When I think about freshness, I reproduce it as I want. I might use fresh grass, very green, with dew on it, I might use a wet stain on the wall of an old house, or use a Black man washing his hair…

René Peña, Untitled © Uprising Art

René Peña, Untitled © Uprising Art

Of what kind of ideas is the photography of the teapot representative?

It deals with tea, above all with drinking tea, which is not the kind of drink to which the Cubans are accustomed. The Cuban does not drink tea, he drinks coffee. The Cuban does not drink wine, the Cuban drinks rum. But when some people want to change social status and want to replace their customs of origins by “cooler” or more “chic” customs, these people are brought to do things like this.

René Peña, Untitled © Uprising Art

René Peña, Untitled © Uprising Art

This picture represents an individual who owns a teapot but does not know even how to use it, so what he does is sucking it.

You analyze the relations to customs, the society changes in men. How did you discourse evolve throughout time?

It got clean; it changed because nobody can have a certain criteria for good. We are in constant evolution and we must change. We have to regenerate otherwise we stagnate. As far as I am concerned, this transition has no defined end.

René Peña, Untitled © Uprising Art

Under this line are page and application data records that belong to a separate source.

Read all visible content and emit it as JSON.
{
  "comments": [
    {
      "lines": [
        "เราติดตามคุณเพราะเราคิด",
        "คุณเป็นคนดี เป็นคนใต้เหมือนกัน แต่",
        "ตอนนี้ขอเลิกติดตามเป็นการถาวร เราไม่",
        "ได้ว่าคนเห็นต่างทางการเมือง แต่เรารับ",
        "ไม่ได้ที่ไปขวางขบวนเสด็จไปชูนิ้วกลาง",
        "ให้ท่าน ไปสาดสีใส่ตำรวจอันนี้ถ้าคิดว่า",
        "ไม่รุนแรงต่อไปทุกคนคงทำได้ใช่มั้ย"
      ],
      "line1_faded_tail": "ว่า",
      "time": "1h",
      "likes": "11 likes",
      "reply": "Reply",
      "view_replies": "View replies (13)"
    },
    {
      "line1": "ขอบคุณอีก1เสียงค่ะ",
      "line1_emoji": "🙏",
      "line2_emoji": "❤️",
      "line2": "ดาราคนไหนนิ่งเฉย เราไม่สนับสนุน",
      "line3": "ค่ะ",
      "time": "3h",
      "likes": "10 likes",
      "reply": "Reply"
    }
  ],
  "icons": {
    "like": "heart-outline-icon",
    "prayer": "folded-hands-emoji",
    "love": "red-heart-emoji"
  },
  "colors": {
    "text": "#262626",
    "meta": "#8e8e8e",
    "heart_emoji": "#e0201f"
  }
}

René Peña, Untitled © Uprising Art

For example, the issue of being black no longer interests me. This discourse on Blackness/negritude and racial equality do not interest me anymore. I came to a point, not in my pictures but in my thought where I know that the Black men are part of a minority.

I have a role and I know who I am. Nobody can replace me and I do not ask anybody to give me anything. What I want, I take it. I take what is mine. I should not make a demonstration to ask anybody for equality. If I want something I take it, if you do not want to give it to me, I take it because it is mine.

What draws more your attention?

Now I am more focused on society and I like it. This image was built from a movie called Kandahar, on the Middle-Eastern women who wear a veil and are discriminated against. I solve this tension this way but I do not document things. I speculate from an idea. I do not represent pure ideas in my photographs.

René Peña, Untitled © Uprising Art

René Peña, Untitled © Uprising Art

Have you ever used models?

I tried but that was in vain. I cannot explain to people what I want. In my photographs, there is no drama, no role-playing, you can seek them but will not find them. People place themselves a certain way : they adopt postures. In my photographs, there are attitudes but not dramatic ones. It is difficult for me to explain this to a model. I have a bit more freedom on my own, it is calmer. Even in the picture of an ear or a piece of skin of a model, you can see and feel that the model is posing, it is unbelievable. You do not consider it as such but you perceive it unconsciously.

Photography is a question of chemistry.

My photographs are clean, it means that they do not have a nationality, they are not Cuban. You know it because you are here and know me but if somebody sees these photographs in a magazine, he will only think that it is a Black man taking a picture of himself and that is all.

Discover the artist’s presentation on our portal.


By Clelia Coussonnet

October 2012

Headline picture’s credits : : René Peña when we met in Aix © Uprising Art